That's the title of Andrew Cohen's latest post at the Atlantic. It's subtitled, "The Willie Manning case raises some profound questions about capital punishment in America -- how it's perceived, and how it's covered." It's another Cohen must-read:
Before the Willie Manning case moves off your radar screen again, before the media circus moves on to another capital case and another flurry of last-minute appeals, I want to address a few themes that inevitably come up when a condemned prisoner, a convicted murderer, is given any measure of relief from the courts. These issues directly track the questions now raised in the Manning case -- the state's failure to test DNA, questions about the scientific evidence that was introduced at trial, the credibility of key witnesses, the impact of race on jury selection -- but they apply more broadly to other capital cases.

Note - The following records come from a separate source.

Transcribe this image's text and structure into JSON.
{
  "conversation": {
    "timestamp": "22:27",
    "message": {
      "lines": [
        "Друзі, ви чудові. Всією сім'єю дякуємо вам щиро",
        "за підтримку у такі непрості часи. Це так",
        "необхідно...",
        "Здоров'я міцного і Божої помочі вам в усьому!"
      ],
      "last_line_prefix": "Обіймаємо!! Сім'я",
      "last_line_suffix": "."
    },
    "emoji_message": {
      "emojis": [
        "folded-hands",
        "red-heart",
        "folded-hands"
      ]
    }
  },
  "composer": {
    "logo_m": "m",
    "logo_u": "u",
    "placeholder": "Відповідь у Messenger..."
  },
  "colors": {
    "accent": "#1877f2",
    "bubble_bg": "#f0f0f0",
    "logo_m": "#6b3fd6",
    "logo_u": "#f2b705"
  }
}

1. Why are you defending a murderer? Anyone who writes about capital cases, anyone who criticizes prosecutors or judges for failing to protect the due-process rights of death-row inmates, almost immediately faces this question from readers. The answer is simple, and I'll answer it for myself alone: I am not defending a murderer. I am instead pushing the men and women in public office who run our justice systems to do better and do right by a rule of law. You can push for the latter without embracing the former. Another way to put it is: I do not focus in my writing on whether a death row inmate "deserves" to live or die. That's not up to me. I try to focus instead on whether the government (which operates in my name) has lived up to its constitutional obligations.

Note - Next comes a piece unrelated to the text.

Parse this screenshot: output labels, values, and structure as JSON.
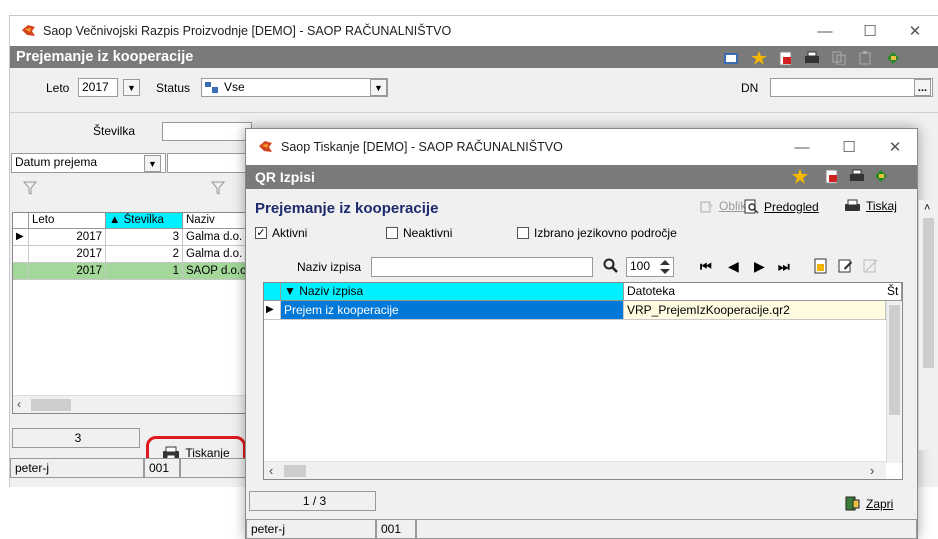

5. The larger view. As I have written before, there is coming soon in the law a reckoning on capital punishment in America. Either there is going to be more fairness and accuracy in death penalty cases, either prosecutors and lower court judges are going to do more to protect the rights of capital defendants, or the United States Supreme Court is again going to preclude it as a sentencing option. The Court is one vote away from such a remedy, and if that happens it will be largely because of cases like the Manning case. It's not just about the law and the facts of these particular cases. It's not just about standards of appellate review. It's about the attitudes of the men and women whose job it is to implement the law.
CounterPunch posts, "Just Test the DNA." It's by Alyssa Rohricht.
On Tuesday afternoon in Mississippi, Willie Jerome Manning was granted a last-minute stay of execution by the Supreme Court of Mississippi, just hours before his lethal injection was scheduled to go through.
Manning, an African-American man, was convicted of murdering Jon Steckler and Tiffany Miller, two white college students, in 1992. The case can be read as a manual for anti-death penalty advocates: racial bias in the original trial, false testimony from snitches, and even faulty science.
The stay comes after prosecutors and state courts refused Manning’s request for new DNA testing that could possibly prove his innocence, which he has maintained from the beginning. Since his trial, the FBI has come forward and admitted that the original analysis it performed on the evidence, such as testing hair samples found at the scene, contained numerous errors and it “exceeded the limits of the science and was, therefore, invalid.” What’s more, the FBI has offered to perform the new DNA testing itself. The FBI and the Department of Justice have also reviewed the ballistic evidence in the case and found that to be invalid as well.
Earlier coverage of Willie Manning's case begins at the link.